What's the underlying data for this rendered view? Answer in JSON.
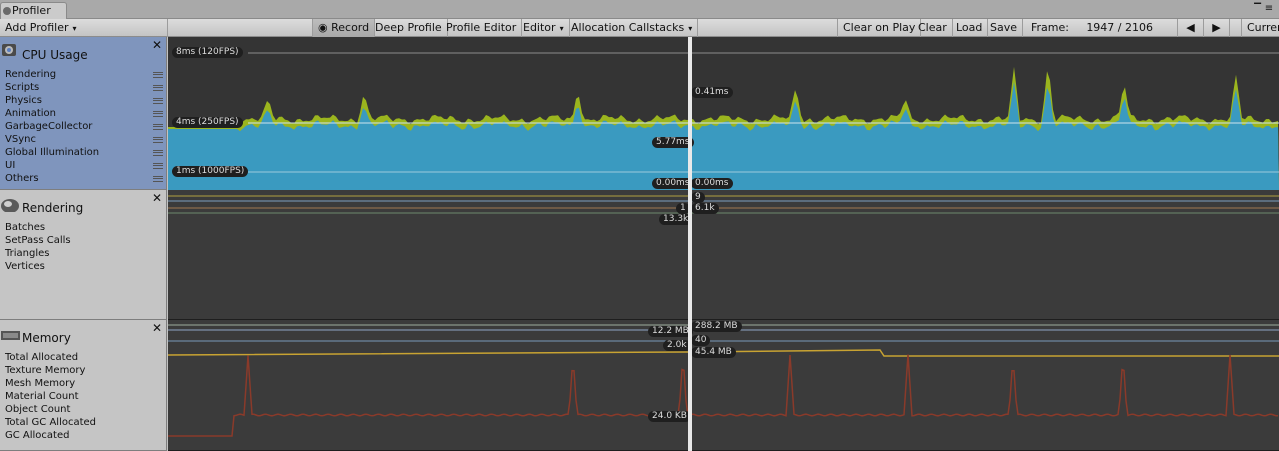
{
  "window": {
    "tab_title": "Profiler",
    "menu_icon": "menu-icon",
    "maximize_icon": "maximize-icon"
  },
  "toolbar": {
    "add_profiler": "Add Profiler",
    "record": "Record",
    "deep_profile": "Deep Profile",
    "profile_editor": "Profile Editor",
    "editor": "Editor",
    "allocation_callstacks": "Allocation Callstacks",
    "clear_on_play": "Clear on Play",
    "clear": "Clear",
    "load": "Load",
    "save": "Save",
    "frame_label": "Frame:",
    "frame_value": "1947 / 2106",
    "current": "Current"
  },
  "panels": {
    "cpu": {
      "title": "CPU Usage",
      "items": [
        "Rendering",
        "Scripts",
        "Physics",
        "Animation",
        "GarbageCollector",
        "VSync",
        "Global Illumination",
        "UI",
        "Others"
      ],
      "lines": [
        "8ms (120FPS)",
        "4ms (250FPS)",
        "1ms (1000FPS)"
      ],
      "readouts": {
        "top": "0.41ms",
        "mid": "5.77ms",
        "left_bottom": "0.00ms",
        "right_bottom": "0.00ms"
      }
    },
    "rendering": {
      "title": "Rendering",
      "items": [
        "Batches",
        "SetPass Calls",
        "Triangles",
        "Vertices"
      ],
      "readouts": {
        "batches": "9",
        "setpass": "1",
        "triangles": "6.1k",
        "vertices": "13.3k"
      }
    },
    "memory": {
      "title": "Memory",
      "items": [
        "Total Allocated",
        "Texture Memory",
        "Mesh Memory",
        "Material Count",
        "Object Count",
        "Total GC Allocated",
        "GC Allocated"
      ],
      "readouts": {
        "total_allocated": "288.2 MB",
        "texture_memory": "12.2 MB",
        "material_count": "40",
        "object_count": "2.0k",
        "total_gc": "45.4 MB",
        "gc_allocated": "24.0 KB"
      }
    }
  },
  "colors": {
    "cpu_rendering": "#9bb51e",
    "cpu_scripts": "#3a9ac0",
    "cpu_panel_bg": "#7f95bd",
    "gc_line": "#8a3a2a",
    "total_gc_line": "#c8a332"
  }
}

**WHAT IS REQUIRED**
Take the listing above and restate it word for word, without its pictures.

**WRITTEN RESPONSE**
What's the underlying data for this rendered view? Answer in JSON.
{
  "window": {
    "tab_title": "Profiler",
    "menu_icon": "menu-icon",
    "maximize_icon": "maximize-icon"
  },
  "toolbar": {
    "add_profiler": "Add Profiler",
    "record": "Record",
    "deep_profile": "Deep Profile",
    "profile_editor": "Profile Editor",
    "editor": "Editor",
    "allocation_callstacks": "Allocation Callstacks",
    "clear_on_play": "Clear on Play",
    "clear": "Clear",
    "load": "Load",
    "save": "Save",
    "frame_label": "Frame:",
    "frame_value": "1947 / 2106",
    "current": "Current"
  },
  "panels": {
    "cpu": {
      "title": "CPU Usage",
      "items": [
        "Rendering",
        "Scripts",
        "Physics",
        "Animation",
        "GarbageCollector",
        "VSync",
        "Global Illumination",
        "UI",
        "Others"
      ],
      "lines": [
        "8ms (120FPS)",
        "4ms (250FPS)",
        "1ms (1000FPS)"
      ],
      "readouts": {
        "top": "0.41ms",
        "mid": "5.77ms",
        "left_bottom": "0.00ms",
        "right_bottom": "0.00ms"
      }
    },
    "rendering": {
      "title": "Rendering",
      "items": [
        "Batches",
        "SetPass Calls",
        "Triangles",
        "Vertices"
      ],
      "readouts": {
        "batches": "9",
        "setpass": "1",
        "triangles": "6.1k",
        "vertices": "13.3k"
      }
    },
    "memory": {
      "title": "Memory",
      "items": [
        "Total Allocated",
        "Texture Memory",
        "Mesh Memory",
        "Material Count",
        "Object Count",
        "Total GC Allocated",
        "GC Allocated"
      ],
      "readouts": {
        "total_allocated": "288.2 MB",
        "texture_memory": "12.2 MB",
        "material_count": "40",
        "object_count": "2.0k",
        "total_gc": "45.4 MB",
        "gc_allocated": "24.0 KB"
      }
    }
  },
  "colors": {
    "cpu_rendering": "#9bb51e",
    "cpu_scripts": "#3a9ac0",
    "cpu_panel_bg": "#7f95bd",
    "gc_line": "#8a3a2a",
    "total_gc_line": "#c8a332"
  }
}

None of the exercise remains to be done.